We had a client with front-bumper damage to a Tesla which in the “old days” (2 years ago) probably would’ve cost about $10,000 to fix, but they had the entire $95,000 car totaled because the sensor that read for forward obstacles was damaged and no one would/could repair it. And since the whole concept of insurance is that neighbors pay for their peers’ losses, all insurance premiums have increased substantially to account for these realities.
This feels especially acute because of the rapid rise in consumer acceptance of this technology. This hasn’t been a slow boil, but a rapid social change and it’s likely here to stay. Even as driverless cars begin to enter the market, there will be accidents, and we’ll see auto premiums for those who drive their own cars have to respond. If there are fewer car owners, there will be fewer people to whom the risk can be spread, leaving the supply of insurance-loss funders (policyholders) in shorter supply. This will mean even higher premiums.
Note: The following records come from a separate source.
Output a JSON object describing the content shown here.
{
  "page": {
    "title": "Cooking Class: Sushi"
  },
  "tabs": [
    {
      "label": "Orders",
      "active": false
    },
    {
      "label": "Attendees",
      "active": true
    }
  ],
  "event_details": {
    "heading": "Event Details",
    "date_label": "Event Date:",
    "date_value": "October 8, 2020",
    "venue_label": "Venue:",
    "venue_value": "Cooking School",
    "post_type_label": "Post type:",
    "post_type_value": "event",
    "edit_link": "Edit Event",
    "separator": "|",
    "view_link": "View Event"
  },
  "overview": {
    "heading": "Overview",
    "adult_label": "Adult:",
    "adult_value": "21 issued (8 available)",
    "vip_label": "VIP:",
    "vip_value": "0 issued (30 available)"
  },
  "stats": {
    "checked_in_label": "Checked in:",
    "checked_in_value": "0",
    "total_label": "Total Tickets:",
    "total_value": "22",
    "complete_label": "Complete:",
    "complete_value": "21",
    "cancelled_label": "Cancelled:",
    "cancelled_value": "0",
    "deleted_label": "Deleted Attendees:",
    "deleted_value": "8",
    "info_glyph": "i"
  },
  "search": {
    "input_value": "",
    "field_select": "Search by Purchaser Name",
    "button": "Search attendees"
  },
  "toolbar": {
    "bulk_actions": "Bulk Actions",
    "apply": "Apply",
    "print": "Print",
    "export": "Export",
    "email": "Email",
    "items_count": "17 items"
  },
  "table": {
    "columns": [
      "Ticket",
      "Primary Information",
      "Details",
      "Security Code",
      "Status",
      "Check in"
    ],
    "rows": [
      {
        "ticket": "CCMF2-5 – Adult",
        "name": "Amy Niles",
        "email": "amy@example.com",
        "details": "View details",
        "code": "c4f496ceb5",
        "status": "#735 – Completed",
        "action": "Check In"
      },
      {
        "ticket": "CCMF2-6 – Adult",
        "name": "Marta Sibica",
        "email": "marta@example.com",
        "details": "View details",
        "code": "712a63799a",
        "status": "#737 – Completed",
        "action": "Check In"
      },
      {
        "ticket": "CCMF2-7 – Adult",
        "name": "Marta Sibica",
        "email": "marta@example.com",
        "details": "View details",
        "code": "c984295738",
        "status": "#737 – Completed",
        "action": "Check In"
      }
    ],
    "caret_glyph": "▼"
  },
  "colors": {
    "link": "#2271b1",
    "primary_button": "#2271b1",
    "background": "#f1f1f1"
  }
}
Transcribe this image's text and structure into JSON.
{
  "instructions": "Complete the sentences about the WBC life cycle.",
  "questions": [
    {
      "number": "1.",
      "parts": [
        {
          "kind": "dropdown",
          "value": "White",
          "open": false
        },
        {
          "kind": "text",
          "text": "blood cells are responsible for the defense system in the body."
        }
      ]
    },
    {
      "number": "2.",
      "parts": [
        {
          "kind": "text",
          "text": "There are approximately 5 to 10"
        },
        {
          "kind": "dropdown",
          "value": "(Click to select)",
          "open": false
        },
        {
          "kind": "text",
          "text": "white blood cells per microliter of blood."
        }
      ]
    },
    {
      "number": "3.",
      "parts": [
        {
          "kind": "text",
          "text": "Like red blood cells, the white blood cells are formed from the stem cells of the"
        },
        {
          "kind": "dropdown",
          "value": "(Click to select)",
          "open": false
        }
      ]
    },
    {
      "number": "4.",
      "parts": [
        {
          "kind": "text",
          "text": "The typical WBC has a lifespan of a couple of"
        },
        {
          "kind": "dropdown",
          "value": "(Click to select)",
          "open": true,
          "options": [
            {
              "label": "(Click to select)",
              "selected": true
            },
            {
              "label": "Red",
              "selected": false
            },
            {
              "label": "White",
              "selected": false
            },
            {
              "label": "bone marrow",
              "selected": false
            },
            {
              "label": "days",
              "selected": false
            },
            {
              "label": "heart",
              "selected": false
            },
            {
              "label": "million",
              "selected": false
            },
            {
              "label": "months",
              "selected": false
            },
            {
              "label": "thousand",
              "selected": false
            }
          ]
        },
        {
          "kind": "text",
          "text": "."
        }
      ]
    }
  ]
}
When deciding what to do with your insurance, it helps if you think down the road to the day in the future when you have a loss and need a claim adjusted. Having that end-result in mind should help you decide what to do.
There are some objective criteria you’ll want to touch on, namely:
- Do you want to manage a home loss within a finite window of policy limits, or do you want to be worry-free with a guarantee of full replacement?
- Do you want to leave the calculation of your car’s value for after the loss, or do you want to know ahead of time exactly how much you’ll be paid if it’s totaled?
- Are you fine with insuring some valuables for only certain losses, or do you want your special property covered for almost any damage or loss?
- Do you want to be forced to rebuild your home in order to get full benefits, or might you like to take the cash and either do it yourself, or move elsewhere?
And then there are some more qualitative results you’ll want to consider, namely:
- How quickly will you want to be called back, given answers, have estimates completed, bills paid, etc.?
- Are you willing to “work” and apply your own efforts to get your claim resolved, or do you just want things handled and resolved and leave you out of it?
- Will you cooperate and understand claim cost-cutting initiatives, or will that upset you and leave you feeling “nickeled and dimed”?
It’s unfortunate that our industry doesn’t do a good job of convincing people that insurance isn’t a commodity. That’s probably because the ones that do the most advertising/convincing wouldn’t attract many customers if they tried to compete on quality. But we see everyday that entry-level insurance usually gets entry-level claims results, either because the design was no good in the first place, or because the adage that you get what you pay for is actually often true. So don’t believe the hype – be clear in your expectations and then seek the design and execution of your insurance to answer to them.
Photo: Amber McGraw – Flathead Lake, MT